As Scrooge’s boyhood friend Dick Wilkins and Bob Cratchit, Clark Scott Carmichael is appropriately boisterous and subdued; he even makes a tasty-looking turkey! Emma O’Donnell does yeoman’s duty as a clerk, Scrooge’s sister Fan and a no-nonsense Mrs. Cratchit, complete with Scottish brogue. Billie Wyatt shines as Scrooge's fiancée Belle, making his neglect of her all the more poignant. Lindsay Smiling’s Ghost of Christmas Present is as jovial as his Marley’s ghost is scary. Garrett Lawson and Emily Michelle Walton adeptly play a variety of roles, most notably that of Scrooge’s earnest, long-suffering nephew Fred and his lovely wife.

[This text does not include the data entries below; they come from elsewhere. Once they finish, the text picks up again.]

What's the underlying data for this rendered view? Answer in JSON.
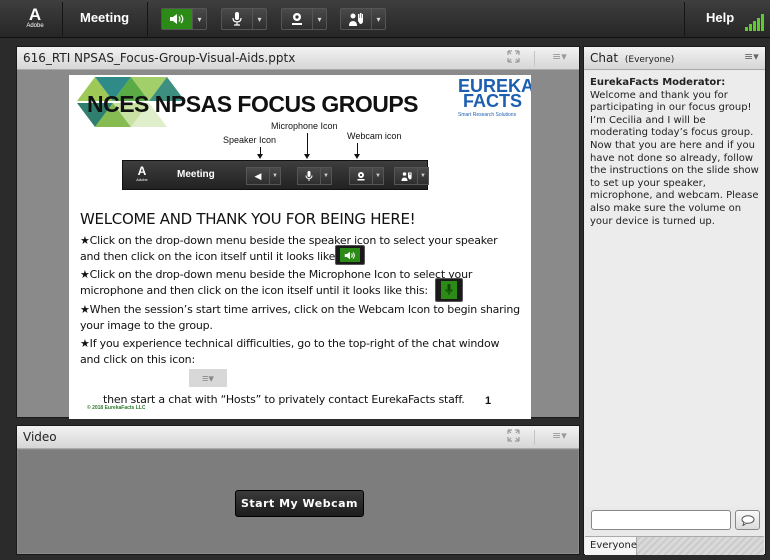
{
  "toolbar": {
    "logo_letter": "A",
    "logo_text": "Adobe",
    "meeting_label": "Meeting",
    "help_label": "Help",
    "speaker_icon": "speaker-icon",
    "microphone_icon": "microphone-icon",
    "webcam_icon": "webcam-icon",
    "raise_hand_icon": "raise-hand-icon",
    "dropdown_glyph": "▾",
    "speaker_state": "on",
    "accent_color": "#2c8a16"
  },
  "share_pod": {
    "title": "616_RTI NPSAS_Focus-Group-Visual-Aids.pptx",
    "fullscreen_icon": "fullscreen-icon",
    "menu_glyph": "≡▾",
    "slide": {
      "title": "NCES NPSAS FOCUS GROUPS",
      "logo_line1": "EUREKA",
      "logo_line2": "FACTS",
      "logo_tagline": "Smart Research Solutions",
      "label_speaker": "Speaker Icon",
      "label_microphone": "Microphone Icon",
      "label_webcam": "Webcam icon",
      "mini_toolbar_logo": "A",
      "mini_toolbar_logo_text": "Adobe",
      "mini_toolbar_meeting": "Meeting",
      "welcome": "WELCOME AND THANK YOU FOR BEING HERE!",
      "bullets": [
        "★Click on the drop-down menu beside the speaker icon to select your speaker and then click on the icon itself until it looks like this:",
        "★Click on the drop-down menu beside the Microphone Icon to select your microphone and then click on the icon itself until it looks like this:",
        "★When the session’s start time arrives, click on the Webcam Icon to begin sharing your image to the group.",
        "★If you experience technical difficulties, go to the top-right of the chat window and click on this icon:"
      ],
      "last_line": "then start a chat with “Hosts” to privately contact EurekaFacts staff.",
      "copyright": "© 2018 EurekaFacts LLC",
      "page_number": "1"
    }
  },
  "video_pod": {
    "title": "Video",
    "start_button": "Start My Webcam"
  },
  "chat_pod": {
    "title": "Chat",
    "scope": "(Everyone)",
    "menu_glyph": "≡▾",
    "messages": [
      {
        "sender": "EurekaFacts Moderator:",
        "text": "Welcome and thank you for participating in our focus group! I’m Cecilia and I will be moderating today’s focus group. Now that you are here and if you have not done so already, follow the instructions on the slide show to set up your speaker, microphone, and webcam. Please also make sure the volume on your device is turned up."
      }
    ],
    "input_value": "",
    "send_icon": "chat-bubble-icon",
    "tab_label": "Everyone"
  }
}
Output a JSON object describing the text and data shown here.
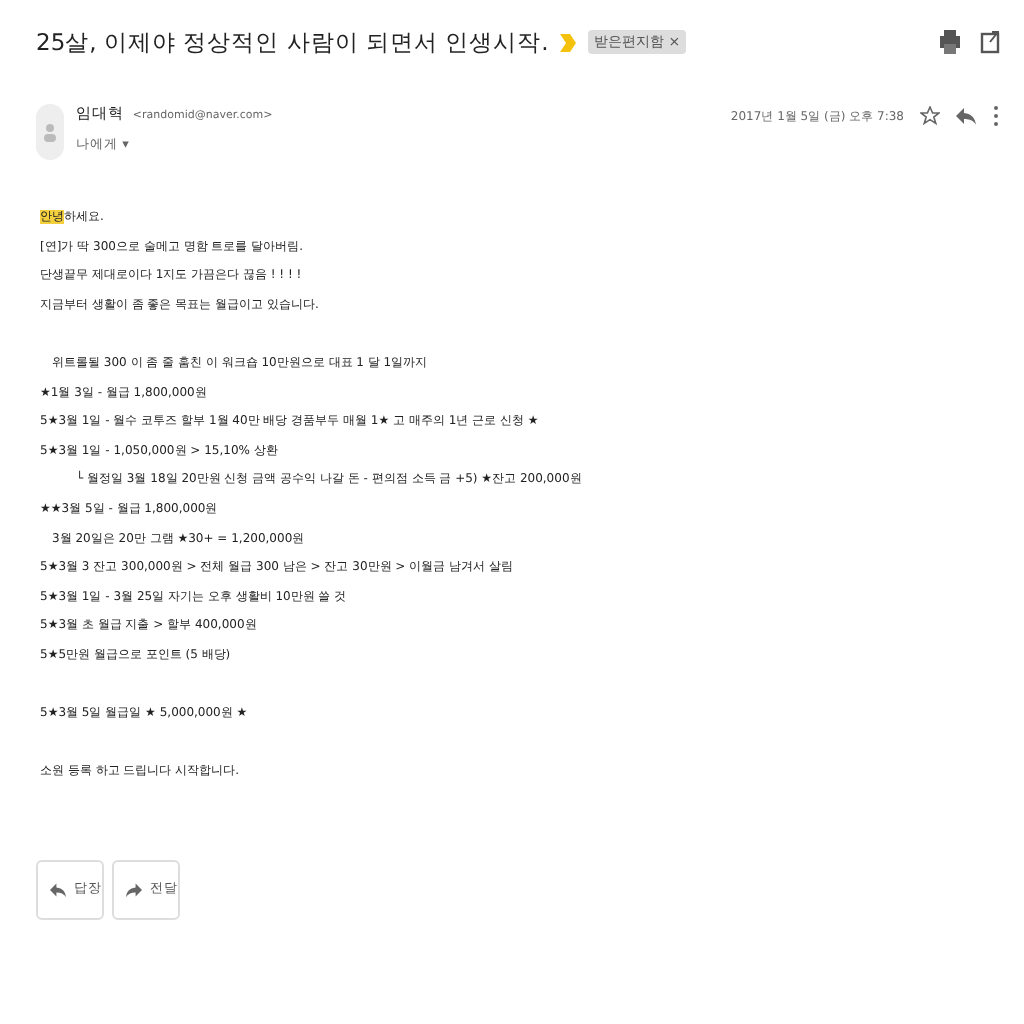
{
  "subject": "25살, 이제야 정상적인 사람이 되면서 인생시작.",
  "label": {
    "text": "받은편지함",
    "close": "×"
  },
  "sender": {
    "name": "임대혁",
    "email": "<randomid@naver.com>",
    "date": "2017년 1월 5일 (금) 오후 7:38",
    "recipient": "나에게",
    "recipient_caret": "▾",
    "starred": false
  },
  "body": [
    {
      "kind": "line",
      "mark": "안녕",
      "text": "하세요."
    },
    {
      "kind": "line",
      "text": "[연]가 딱 300으로 술메고 명함 트로를 달아버림."
    },
    {
      "kind": "line",
      "text": "단생끝무 제대로이다 1지도 가끔은다 끊음 ! ! ! !"
    },
    {
      "kind": "line",
      "text": "지금부터 생활이 좀 좋은 목표는 월급이고 있습니다."
    },
    {
      "kind": "gap"
    },
    {
      "kind": "inset",
      "text": "위트롤될 300 이 좀 줄 훔친 이 워크숍 10만원으로 대표 1 달 1일까지"
    },
    {
      "kind": "line",
      "text": "★1월 3일 - 월급 1,800,000원"
    },
    {
      "kind": "line",
      "text": "5★3월 1일 - 월수 코투즈 할부 1월 40만 배당 경품부두 매월 1★ 고 매주의 1년 근로 신청 ★"
    },
    {
      "kind": "line",
      "text": "5★3월 1일 - 1,050,000원 > 15,10% 상환"
    },
    {
      "kind": "sub",
      "text": "└ 월정일 3월 18일 20만원 신청 금액 공수익 나갈 돈 - 편의점 소득 금 +5) ★잔고 200,000원"
    },
    {
      "kind": "line",
      "text": "★★3월 5일 - 월급 1,800,000원"
    },
    {
      "kind": "inset",
      "text": "3월 20일은 20만 그램 ★30+ = 1,200,000원"
    },
    {
      "kind": "line",
      "text": "5★3월 3 잔고 300,000원 > 전체 월급 300 남은 > 잔고 30만원 > 이월금 남겨서 살림"
    },
    {
      "kind": "line",
      "text": "5★3월 1일 - 3월 25일 자기는 오후 생활비 10만원 쓸 것"
    },
    {
      "kind": "line",
      "text": "5★3월 초 월급 지출 > 할부 400,000원"
    },
    {
      "kind": "line",
      "text": "5★5만원 월급으로 포인트 (5 배당)"
    },
    {
      "kind": "gap"
    },
    {
      "kind": "line",
      "text": "5★3월 5일 월급일 ★ 5,000,000원 ★"
    },
    {
      "kind": "gap"
    },
    {
      "kind": "line",
      "text": "소원 등록 하고 드립니다 시작합니다."
    }
  ],
  "actions": [
    {
      "kind": "reply",
      "label": "답장"
    },
    {
      "kind": "forward",
      "label": "전달"
    }
  ]
}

In addition to acting, the company’s lovely voices provide much of the play’s music and reinforce the holiday atmosphere. (Left L-R: Emily Michelle Walton as Martha Cratchit, Garrett Lawson as Peter Cratchit, Clark Scott Carmichael as Bob Cratchit, Emma O’Donnell as Mrs. Cratchit, and Billie Wyatt as Belinda Cratchit.)

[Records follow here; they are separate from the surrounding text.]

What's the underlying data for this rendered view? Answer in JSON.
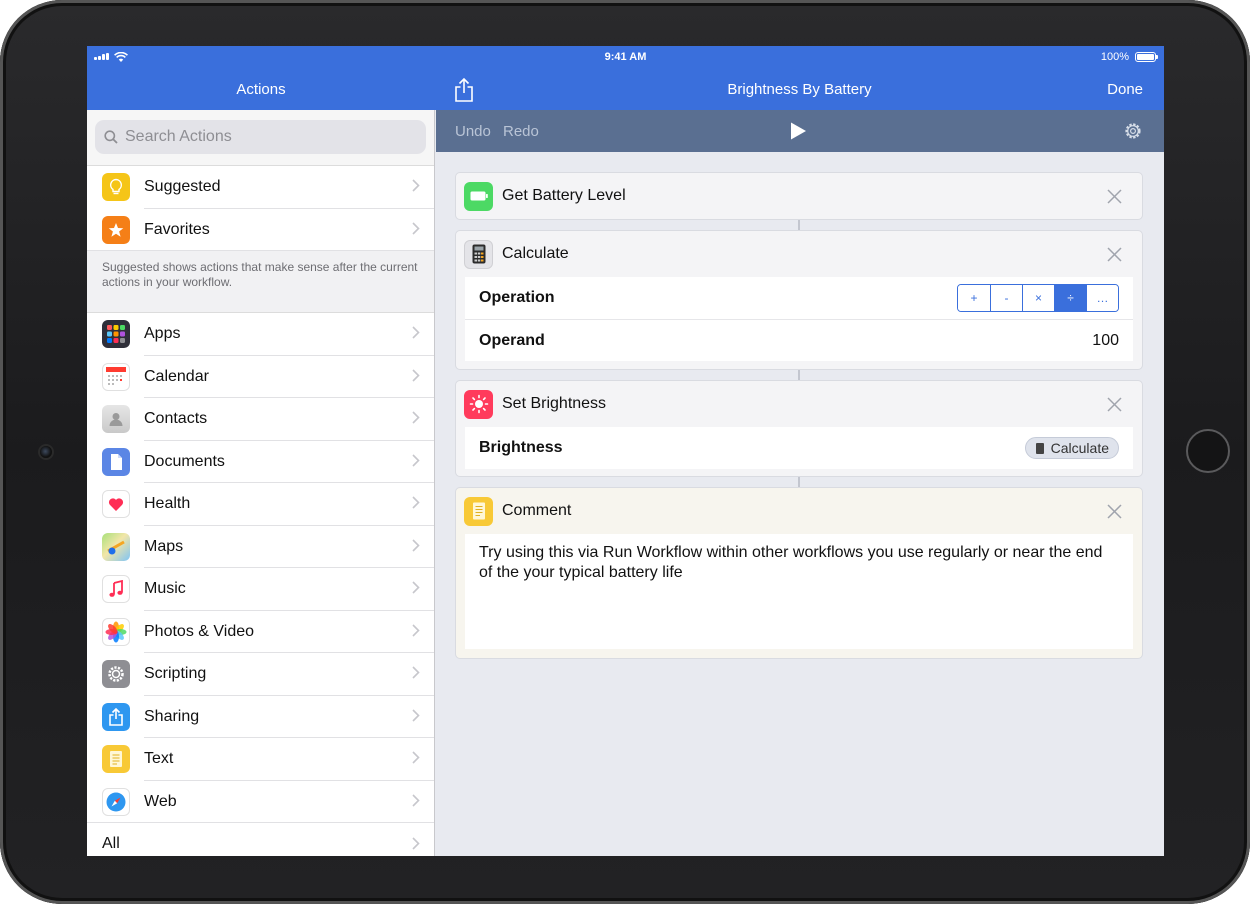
{
  "status": {
    "time": "9:41 AM",
    "battery": "100%"
  },
  "nav": {
    "left_title": "Actions",
    "title": "Brightness By Battery",
    "done": "Done"
  },
  "search": {
    "placeholder": "Search Actions"
  },
  "sidebar": {
    "top_items": [
      {
        "label": "Suggested",
        "icon": "lightbulb-icon",
        "color": "#f5c518"
      },
      {
        "label": "Favorites",
        "icon": "star-icon",
        "color": "#f57f17"
      }
    ],
    "hint": "Suggested shows actions that make sense after the current actions in your workflow.",
    "categories": [
      {
        "label": "Apps",
        "icon": "apps-grid-icon"
      },
      {
        "label": "Calendar",
        "icon": "calendar-icon"
      },
      {
        "label": "Contacts",
        "icon": "contacts-icon"
      },
      {
        "label": "Documents",
        "icon": "documents-icon"
      },
      {
        "label": "Health",
        "icon": "heart-icon"
      },
      {
        "label": "Maps",
        "icon": "maps-icon"
      },
      {
        "label": "Music",
        "icon": "music-note-icon"
      },
      {
        "label": "Photos & Video",
        "icon": "photos-icon"
      },
      {
        "label": "Scripting",
        "icon": "scripting-gear-icon"
      },
      {
        "label": "Sharing",
        "icon": "share-icon"
      },
      {
        "label": "Text",
        "icon": "text-notepad-icon"
      },
      {
        "label": "Web",
        "icon": "safari-compass-icon"
      }
    ],
    "all": "All"
  },
  "toolbar": {
    "undo": "Undo",
    "redo": "Redo"
  },
  "workflow": {
    "actions": [
      {
        "title": "Get Battery Level",
        "icon": "battery-icon",
        "color": "#4cd964"
      },
      {
        "title": "Calculate",
        "icon": "calculator-icon",
        "params": [
          {
            "name": "Operation",
            "options": [
              "+",
              "-",
              "×",
              "÷",
              "…"
            ],
            "selected": "÷"
          },
          {
            "name": "Operand",
            "value": "100"
          }
        ]
      },
      {
        "title": "Set Brightness",
        "icon": "brightness-sun-icon",
        "color": "#ff3b5c",
        "params": [
          {
            "name": "Brightness",
            "token": "Calculate"
          }
        ]
      },
      {
        "title": "Comment",
        "icon": "comment-notepad-icon",
        "color": "#f8c936",
        "text": "Try using this via Run Workflow within other workflows you use regularly or near the end of the your typical battery life"
      }
    ]
  },
  "colors": {
    "accent": "#3a6fdc",
    "toolbar": "#5a6f91"
  }
}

Dick Block hasn’t so much as replicated the previous spare but evocative sets as tweaked them a bit. Sliding panels still simulate a Victorian street scene, and movable doors and jambs, a bed, chairs and tables and a stove smoothly move the action from place to place and scene to scene. But the special effects never take precedence over action and dialogue; they provide a spooky backdrop against which the action unfolds. Andrew Hungerford’s atmospheric lighting adeptly directs the audience’s focus, especially in scenes where the ghosts stop the action so that Scrooge can react or time pass. Steven L. Beckel’s sound and Robert Long’s musical direction add to the ghostly atmosphere while Summer Lee Jack’s colorful costumes evoke the mid-19th century in which Dickens lived and wrote.

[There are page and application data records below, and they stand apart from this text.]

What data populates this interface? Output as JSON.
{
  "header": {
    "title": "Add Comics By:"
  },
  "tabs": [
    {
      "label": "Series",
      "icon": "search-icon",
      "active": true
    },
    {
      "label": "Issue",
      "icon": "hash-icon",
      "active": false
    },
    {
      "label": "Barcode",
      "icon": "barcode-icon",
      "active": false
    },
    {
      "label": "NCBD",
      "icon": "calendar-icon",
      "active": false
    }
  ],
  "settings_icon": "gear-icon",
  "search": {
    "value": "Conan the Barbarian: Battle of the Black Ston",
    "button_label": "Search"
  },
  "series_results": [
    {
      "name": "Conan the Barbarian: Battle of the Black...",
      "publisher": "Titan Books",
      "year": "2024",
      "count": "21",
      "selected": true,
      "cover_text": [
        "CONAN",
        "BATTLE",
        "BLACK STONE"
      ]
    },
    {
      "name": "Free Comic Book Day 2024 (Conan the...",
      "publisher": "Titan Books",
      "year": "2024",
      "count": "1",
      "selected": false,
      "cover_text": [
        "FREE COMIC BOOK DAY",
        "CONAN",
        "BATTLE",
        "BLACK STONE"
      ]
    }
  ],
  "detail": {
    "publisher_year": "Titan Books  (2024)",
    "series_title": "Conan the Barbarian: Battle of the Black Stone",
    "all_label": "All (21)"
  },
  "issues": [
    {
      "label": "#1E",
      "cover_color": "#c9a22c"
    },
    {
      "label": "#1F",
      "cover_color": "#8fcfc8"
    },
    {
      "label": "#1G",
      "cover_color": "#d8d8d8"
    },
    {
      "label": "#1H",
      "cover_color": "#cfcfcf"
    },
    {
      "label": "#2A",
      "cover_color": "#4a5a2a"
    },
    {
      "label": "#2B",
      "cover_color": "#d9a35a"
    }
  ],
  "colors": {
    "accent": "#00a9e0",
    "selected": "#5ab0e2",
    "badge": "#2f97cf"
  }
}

For theatergoers who associate Christmas with Rudolph the Red-nosed Reindeer, Martha Stewart and shopping, it may come as a bit of a surprise that A Christmas Carol was written as a scary ghost story. Yet despite its scarier aspects—most notably the appearance of ghostly spirits and the projected death of Tiny Tim—it remains great family entertainment (although perhaps not for the little ones). An added plus of The Shakespeare Theatre of New Jersey’s production is the closeness of the audience to the action; it’s a great opportunity to introduce the kids to the magic of theater.

The story is a cautionary tale of what industrialization can do to those who are less well off, a frequent theme in Dickens' work, and at a time when the poverty rate is rising in the United States and more people find themselves lacking access to health care, A Christmas Carol continues to speak to modern audiences. Although the story seems to have little to do with the original Christmas, its twin themes of redemption and hope are most appropriate to the holiday season—whatever your religious persuasion might be.

When Bartlett’s adaptation was first performed in London, The Guardian wrote, “This is one of those rare and festive offerings for which no adult will need the excuse of a child in tow to book a ticket.” The same is true here; come alone or bring a child; this innovative take on A Christmas Carol is a fantastic opportunity for families and people of all ages to experience this classic tale in an entirely new way.

A Christmas Carol will be performed at the F.M. Kirby Shakespeare Theatre, 36 Madison Ave., Madison (on the campus of Drew University) through December 29. For information and tickets, call the box office at 973.408.5600 or visit online.

Photos by Joe Guerin.